MUNROE FALLS — The city took another step toward cleaning up its firing range.

City Council on Tuesday voted unanimously to advertise and take bids for the project. The bids are slated to be opened on Oct. 21 and 22, and council will award the contract after that, according to Mayor James Armstrong.

The city is permanently closing its firing range on Main Street. A moratorium on the use of the range was imposed last summer after the city and four other communities received a notice from a Munroe Falls resident who threatened legal action against the municipalities that use the city’s firing range.

In June 2018, officials in Munroe Falls, Cuyahoga Falls, Silver Lake, Stow and Tallmadge, and each entities’ police departments, received a letter notifying them that Thomas Shubert intended to file a lawsuit against them for alleged violations of state and federal environmental laws.

Shubert’s attorney, Andrew J. Karas of Fair Shake Environmental Legal Services, sent the letter to the various communities. Karas said that Shubert wanted the four cities and the village to stop using the range and to "conduct ... an environmentally sufficient assessment to gauge the nature and extent of the [alleged] contamination of the ground, of the groundwater, and of the adjacent [Cuyahoga] River, to gauge what sort of remediation is likely to be necessary."

Armstrong said all five communities worked together on an "agreement to resolve the legal matter and sharing the related costs such as clean up, legal fees, and engineering."

Munroe Falls City Council earlier in the year approved both a settlement agreement with Shubert and the other communities and a Memorandum of Understanding (MOU) with all of the communities.

Armstrong noted Munroe Falls is responsible for half the cost, and the other four communities will share in the remaining expense "based upon usage over [the] past years."

When Munroe Falls City Council approved the city’s 2019 budget in December, that spending plan included $100,000 that was earmarked for "the shooting range, the cost of the litigation and any cost in ...[the] cleanup that may be necessary," according to Armstrong.

Armstrong said the city has received money from the other communities to pay for cleanup costs and some other expenses related to the range.

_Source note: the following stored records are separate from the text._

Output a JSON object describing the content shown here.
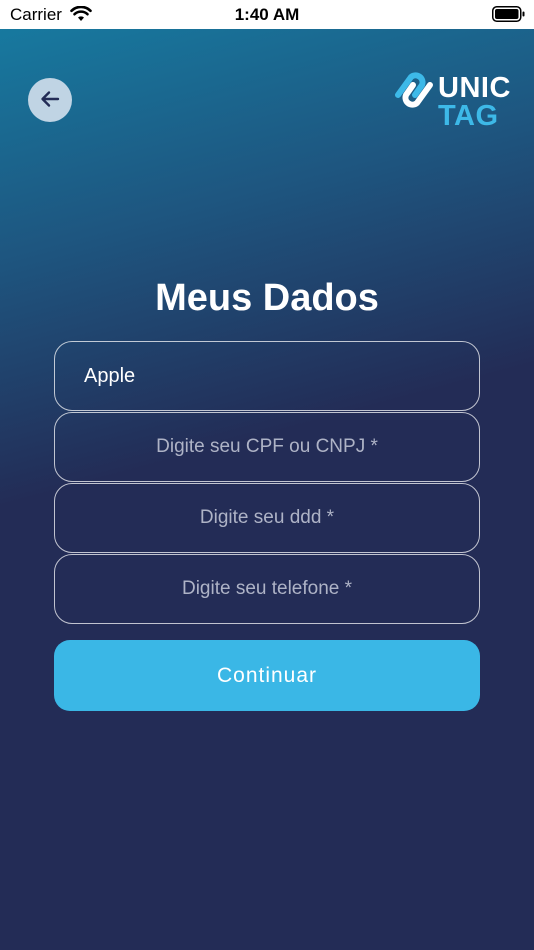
{
  "status_bar": {
    "carrier": "Carrier",
    "time": "1:40 AM",
    "wifi_icon": "wifi-icon",
    "battery_icon": "battery-full-icon"
  },
  "header": {
    "back_icon": "arrow-left-icon",
    "logo": {
      "line1": "UNIC",
      "line2": "TAG"
    }
  },
  "page_title": "Meus Dados",
  "form": {
    "name": {
      "value": "Apple",
      "placeholder": ""
    },
    "document": {
      "value": "",
      "placeholder": "Digite seu CPF ou CNPJ *"
    },
    "ddd": {
      "value": "",
      "placeholder": "Digite seu ddd *"
    },
    "phone": {
      "value": "",
      "placeholder": "Digite seu telefone *"
    }
  },
  "continue_label": "Continuar",
  "colors": {
    "background": "#232c56",
    "gradient_top": "#17799f",
    "accent": "#3ab7e6",
    "back_button": "#c0d4e4"
  }
}
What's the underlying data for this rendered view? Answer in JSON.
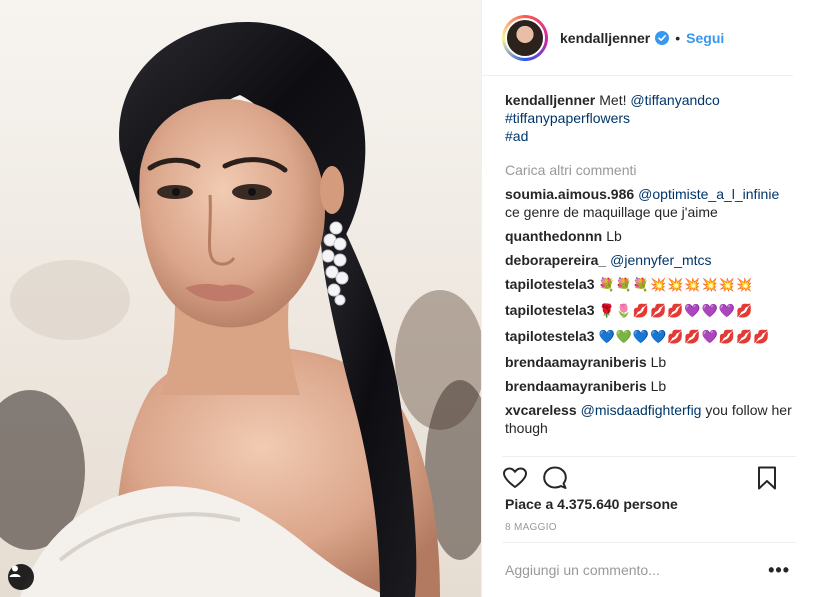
{
  "header": {
    "username": "kendalljenner",
    "follow_label": "Segui",
    "dot": "•"
  },
  "caption": {
    "username": "kendalljenner",
    "text": "Met! ",
    "mention": "@tiffanyandco",
    "hashtag1": "#tiffanypaperflowers",
    "hashtag2": "#ad"
  },
  "load_more": "Carica altri commenti",
  "comments": [
    {
      "user": "soumia.aimous.986",
      "mention": "@optimiste_a_l_infinie",
      "text": " ce genre de maquillage que j'aime"
    },
    {
      "user": "quanthedonnn",
      "mention": "",
      "text": "Lb"
    },
    {
      "user": "deborapereira_",
      "mention": "@jennyfer_mtcs",
      "text": ""
    },
    {
      "user": "tapilotestela3",
      "mention": "",
      "text": "💐💐💐💥💥💥💥💥💥"
    },
    {
      "user": "tapilotestela3",
      "mention": "",
      "text": "🌹🌷💋💋💋💜💜💜💋"
    },
    {
      "user": "tapilotestela3",
      "mention": "",
      "text": "💙💚💙💙💋💋💜💋💋💋"
    },
    {
      "user": "brendaamayraniberis",
      "mention": "",
      "text": "Lb"
    },
    {
      "user": "brendaamayraniberis",
      "mention": "",
      "text": "Lb"
    },
    {
      "user": "xvcareless",
      "mention": "@misdaadfighterfig",
      "text": " you follow her though"
    }
  ],
  "likes": "Piace a 4.375.640 persone",
  "date": "8 MAGGIO",
  "comment_input": {
    "placeholder": "Aggiungi un commento...",
    "value": ""
  },
  "more_label": "•••",
  "icons": {
    "like": "heart-icon",
    "comment": "comment-icon",
    "save": "bookmark-icon",
    "tagged": "user-tag-icon",
    "verified": "verified-badge-icon",
    "more": "more-options-icon"
  },
  "colors": {
    "link_blue": "#3897f0",
    "mention_blue": "#003569",
    "muted": "#999999",
    "text": "#262626",
    "border": "#efefef"
  }
}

According to Finance Director Karen Reynolds, the amounts paid by the communities were: Cuyahoga Falls, $56,249; Stow, $23,189; Tallmadge, $8,058; and Silver Lake, $1,002.

Council approves paying more in legal fees in Barnes case

Council on Tuesday voted 6-1 in favor of paying another $5,000 to Brouse-McDowell for the recently settled case in which Council member Mike Barnes filed a public records lawsuit against the city. Barnes cast the dissenting vote.

When council amended the legislation on Sept. 3 to change the amount being paid from $10,000 to $5,000, Barnes abstained from the vote. For the final vote on Tuesday, however, Barnes voted "no."

When council voted on a motion to suspend the rules to allow the final vote to happen, Barnes voted "no." When he did that, Armstrong said, "technically …I think Mr. Barnes has to abstain from the vote, since it involves his lawsuit."

Law Director Tom Kostoff added, "I believe that is true."

"It’s voting [on spending] money," stated Barnes. "I don’t think I give up my right to, as a councilman, [as] an elected official, to vote on appropriations."

Kostoff responded, "ultimately, Mr. Barnes’ vote is Mr. Barnes’ vote."

Barnes later told the Sentry that when he reflected on abstaining from the vote on Sept. 3, he realized that since the case was closed, "no really good reason existed for me to abstain."

Reynolds said the city has now spent $46,395 on the Barnes case.

Reporter Phil Keren can be reached at 330-541-9421,, or on Twitter at @keren_phil.